......on lobbyists, Brogers and special interests in the way of his agenda
Bring it on!
President Obama says special interests will fight him on his new $3.6 trillion budget proposal - and he's ready to do battle.
In his weekly radio and Web address Saturday, Obama said the banking, insurance and energy industries are sure to buck him on issues like cutting off big tax breaks.
"I know they're gearing up for a fight as we speak. My message to them is this: So am I," he said.
"The system we have now might work for the powerful and well-connected interests that have run Washington for far too long, but I don't. I work for the American people," the President said.
"I didn't come here to do the same thing we've been doing or to take small steps forward, I came to provide the sweeping change that this country demanded when it went to the polls in November."
Obama, who presented his budget proposal earlier this week, said he's ready for a major brawl if one is necessary to advance his agenda on education, clean energy and health care.

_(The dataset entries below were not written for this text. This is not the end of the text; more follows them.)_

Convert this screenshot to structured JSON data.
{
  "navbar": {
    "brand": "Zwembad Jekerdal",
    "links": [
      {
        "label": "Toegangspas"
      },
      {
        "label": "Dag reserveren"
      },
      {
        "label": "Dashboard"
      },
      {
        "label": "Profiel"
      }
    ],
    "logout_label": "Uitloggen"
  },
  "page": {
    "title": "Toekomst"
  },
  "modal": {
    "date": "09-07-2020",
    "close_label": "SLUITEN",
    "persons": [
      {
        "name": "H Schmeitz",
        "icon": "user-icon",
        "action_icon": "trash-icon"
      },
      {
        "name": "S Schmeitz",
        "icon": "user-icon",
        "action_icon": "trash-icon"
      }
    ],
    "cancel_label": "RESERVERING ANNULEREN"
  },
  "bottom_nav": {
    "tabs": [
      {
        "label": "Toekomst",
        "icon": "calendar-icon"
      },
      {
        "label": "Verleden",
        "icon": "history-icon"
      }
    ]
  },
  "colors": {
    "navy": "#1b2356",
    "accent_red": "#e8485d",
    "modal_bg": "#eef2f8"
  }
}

Insurers, for example, may not like having to "bid competitively to continue offering Medicare coverage," Obama said, "but that's how we'll help preserve and protect Medicare and lower health care costs for American families."

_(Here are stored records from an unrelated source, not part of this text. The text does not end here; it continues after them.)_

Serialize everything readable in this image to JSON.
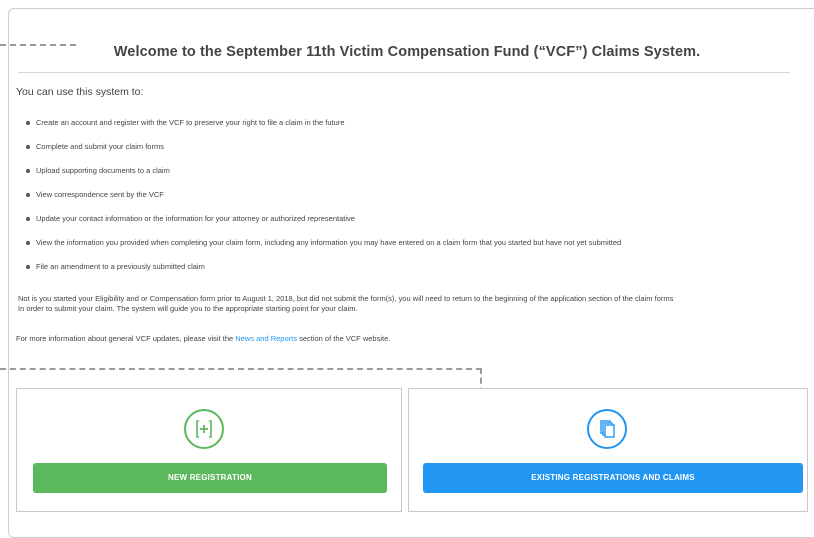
{
  "header": {
    "title": "Welcome to the September 11th Victim Compensation Fund (“VCF”) Claims System."
  },
  "intro": "You can use this system to:",
  "bullets": [
    "Create an account and register with the VCF to preserve your right to file a claim in the future",
    "Complete and submit your claim forms",
    "Upload supporting documents to a claim",
    "View correspondence sent by the VCF",
    "Update your contact information or the information for your attorney or authorized representative",
    "View the information you provided when completing your claim form, including any information you may have entered on a claim form that you started but have not yet submitted",
    "File an amendment to a previously submitted claim"
  ],
  "note": {
    "line1": "Not is you started your Eligibility and or Compensation form prior to August 1, 2018, but did not submit the form(s), you will need to return to the beginning of the application section of the claim forms",
    "line2": "In order to submit your claim. The system will guide you to the appropriate starting point for your claim."
  },
  "more_info": {
    "prefix": "For more information about general VCF updates, please visit the ",
    "link": "News and Reports",
    "suffix": " section of the VCF website."
  },
  "cards": {
    "new_registration": {
      "label": "NEW REGISTRATION",
      "icon": "plus-document-icon",
      "color": "#5cb85c"
    },
    "existing": {
      "label": "EXISTING REGISTRATIONS AND CLAIMS",
      "icon": "documents-stack-icon",
      "color": "#2196f3"
    }
  }
}
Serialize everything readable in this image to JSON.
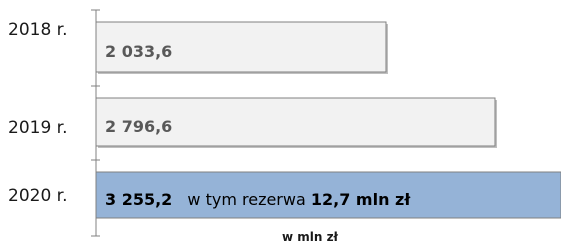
{
  "chart_data": {
    "type": "bar",
    "orientation": "horizontal",
    "categories": [
      "2018 r.",
      "2019 r.",
      "2020 r."
    ],
    "values": [
      2033.6,
      2796.6,
      3255.2
    ],
    "value_labels": [
      "2 033,6",
      "2 796,6",
      "3 255,2"
    ],
    "annotation": {
      "prefix": "w tym rezerwa",
      "value": "12,7 mln zł",
      "category": "2020 r."
    },
    "xlabel": "w mln zł",
    "colors": {
      "default_bar": "#f2f2f2",
      "highlight_bar": "#95b3d7",
      "bar_edge": "#808080"
    }
  }
}
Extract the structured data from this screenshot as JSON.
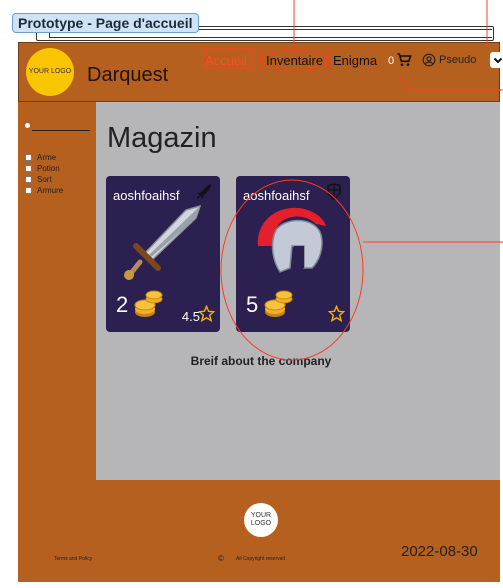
{
  "prototype_label": "Prototype - Page d'accueil",
  "header": {
    "logo_text": "YOUR LOGO",
    "brand": "Darquest",
    "nav": [
      "Accueil",
      "Inventaire",
      "Enigma"
    ],
    "cart_count": "0",
    "username": "Pseudo",
    "icons": [
      "cart-icon",
      "user-icon",
      "chevron-down-icon"
    ]
  },
  "sidebar": {
    "filters": [
      "Arme",
      "Potion",
      "Sort",
      "Armure"
    ]
  },
  "main": {
    "title": "Magazin",
    "cards": [
      {
        "name": "aoshfoaihsf",
        "price": "2",
        "rating": "4.5",
        "category_icon": "sword-icon",
        "image": "sword-image"
      },
      {
        "name": "aoshfoaihsf",
        "price": "5",
        "rating": "",
        "category_icon": "armor-icon",
        "image": "helmet-image"
      }
    ],
    "about": "Breif about the company"
  },
  "footer": {
    "logo_text": "YOUR LOGO",
    "terms": "Terms and Policy",
    "copyright": "All Copyright reserved",
    "date": "2022-08-30"
  },
  "colors": {
    "brown": "#b5601f",
    "card": "#2b2050",
    "accent": "#ff4d1f",
    "logo": "#f8c500",
    "gray": "#b6b6b8"
  }
}
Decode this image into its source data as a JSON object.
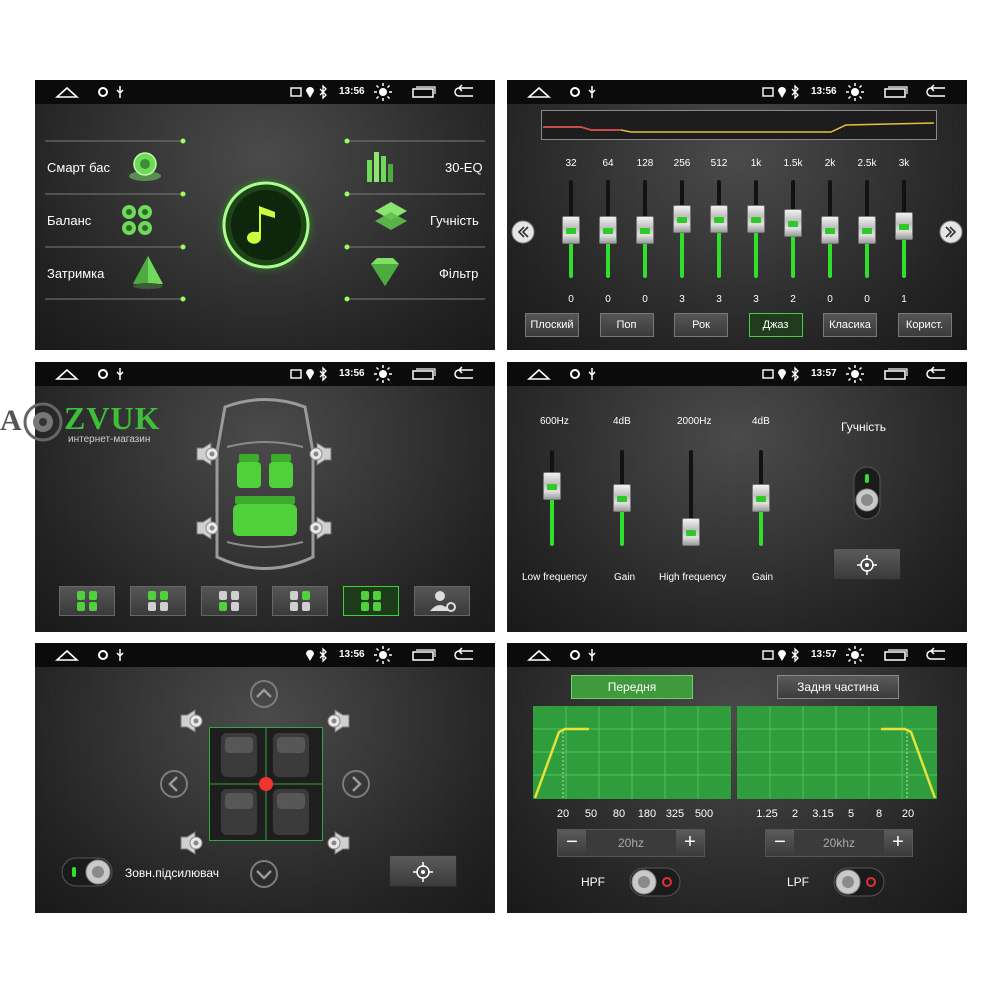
{
  "watermark": {
    "brand": "AVZVUK",
    "brand_prefix": "A",
    "brand_rest": "ZVUK",
    "subtitle": "интернет-магазин"
  },
  "status": {
    "p1_time": "13:56",
    "p2_time": "13:56",
    "p3_time": "13:56",
    "p4_time": "13:57",
    "p5_time": "13:56",
    "p6_time": "13:57"
  },
  "p1": {
    "smart_bass": "Смарт бас",
    "balance": "Баланс",
    "delay": "Затримка",
    "eq30": "30-EQ",
    "volume": "Гучність",
    "filter": "Фільтр"
  },
  "p2": {
    "bands": [
      "32",
      "64",
      "128",
      "256",
      "512",
      "1k",
      "1.5k",
      "2k",
      "2.5k",
      "3k"
    ],
    "values": [
      0,
      0,
      0,
      3,
      3,
      3,
      2,
      0,
      0,
      1
    ],
    "presets": [
      "Плоский",
      "Поп",
      "Рок",
      "Джаз",
      "Класика",
      "Корист."
    ],
    "active_preset": "Джаз",
    "prev_icon": "chevron-left-double-icon",
    "next_icon": "chevron-right-double-icon"
  },
  "p3": {
    "seat_modes": [
      "all-seats",
      "front-seats",
      "rear-left",
      "front-left",
      "driver",
      "custom"
    ],
    "active_mode": 4
  },
  "p4": {
    "freq1": "600Hz",
    "gain1": "4dB",
    "freq2": "2000Hz",
    "gain2": "4dB",
    "low_freq_label": "Low frequency",
    "gain_label_1": "Gain",
    "high_freq_label": "High frequency",
    "gain_label_2": "Gain",
    "volume_label": "Гучність",
    "levels": [
      0.62,
      0.5,
      0.12,
      0.5
    ]
  },
  "p5": {
    "subwoofer_label": "Зовн.підсилювач"
  },
  "p6": {
    "front_tab": "Передня",
    "rear_tab": "Задня частина",
    "hpf_ticks": [
      "20",
      "50",
      "80",
      "180",
      "325",
      "500"
    ],
    "lpf_ticks": [
      "1.25",
      "2",
      "3.15",
      "5",
      "8",
      "20"
    ],
    "hpf_value": "20hz",
    "lpf_value": "20khz",
    "minus": "−",
    "plus": "+",
    "hpf_label": "HPF",
    "lpf_label": "LPF"
  },
  "colors": {
    "accent": "#3fcf32",
    "active_border": "#3ed23a",
    "curve": "#e6e23a",
    "grid_green": "#2f9d3c"
  }
}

While Obama called his record budget "a threat to the status quo" of Washington, the GOP said not much has changed and government still wants to spend way too much.

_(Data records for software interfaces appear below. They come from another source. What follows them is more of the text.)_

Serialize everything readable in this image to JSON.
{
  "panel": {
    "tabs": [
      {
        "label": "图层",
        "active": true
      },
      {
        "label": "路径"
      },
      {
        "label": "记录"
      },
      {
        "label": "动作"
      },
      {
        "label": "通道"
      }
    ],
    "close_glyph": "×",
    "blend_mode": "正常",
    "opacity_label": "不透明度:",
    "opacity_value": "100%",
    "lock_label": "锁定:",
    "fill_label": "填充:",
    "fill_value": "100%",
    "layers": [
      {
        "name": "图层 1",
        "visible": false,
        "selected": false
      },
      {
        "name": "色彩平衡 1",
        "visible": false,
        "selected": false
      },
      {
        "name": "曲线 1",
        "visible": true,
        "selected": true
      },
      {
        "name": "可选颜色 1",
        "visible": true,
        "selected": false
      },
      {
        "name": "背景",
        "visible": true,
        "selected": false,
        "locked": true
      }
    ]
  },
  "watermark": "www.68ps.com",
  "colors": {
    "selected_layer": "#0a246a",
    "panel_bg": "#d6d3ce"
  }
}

In the weekly Republican address, North Carolina Sen. Richard Burr warned against wild spending, saying "every time Congress and the President spends a dollar, it's actually a dollar plus interest" future generations will have to pay back.
"It seems that every morning you pick up the newspaper, you're reading about another multibillion-dollar government spending plan being proposed or even worse, passed," Burr said.
"The numbers are so large, and the deficits so staggering, it's difficult for the average person to imagine how much money we're talking about," he continued. "We become numb to what the dollar figures really mean, or the obligation that accompanies them."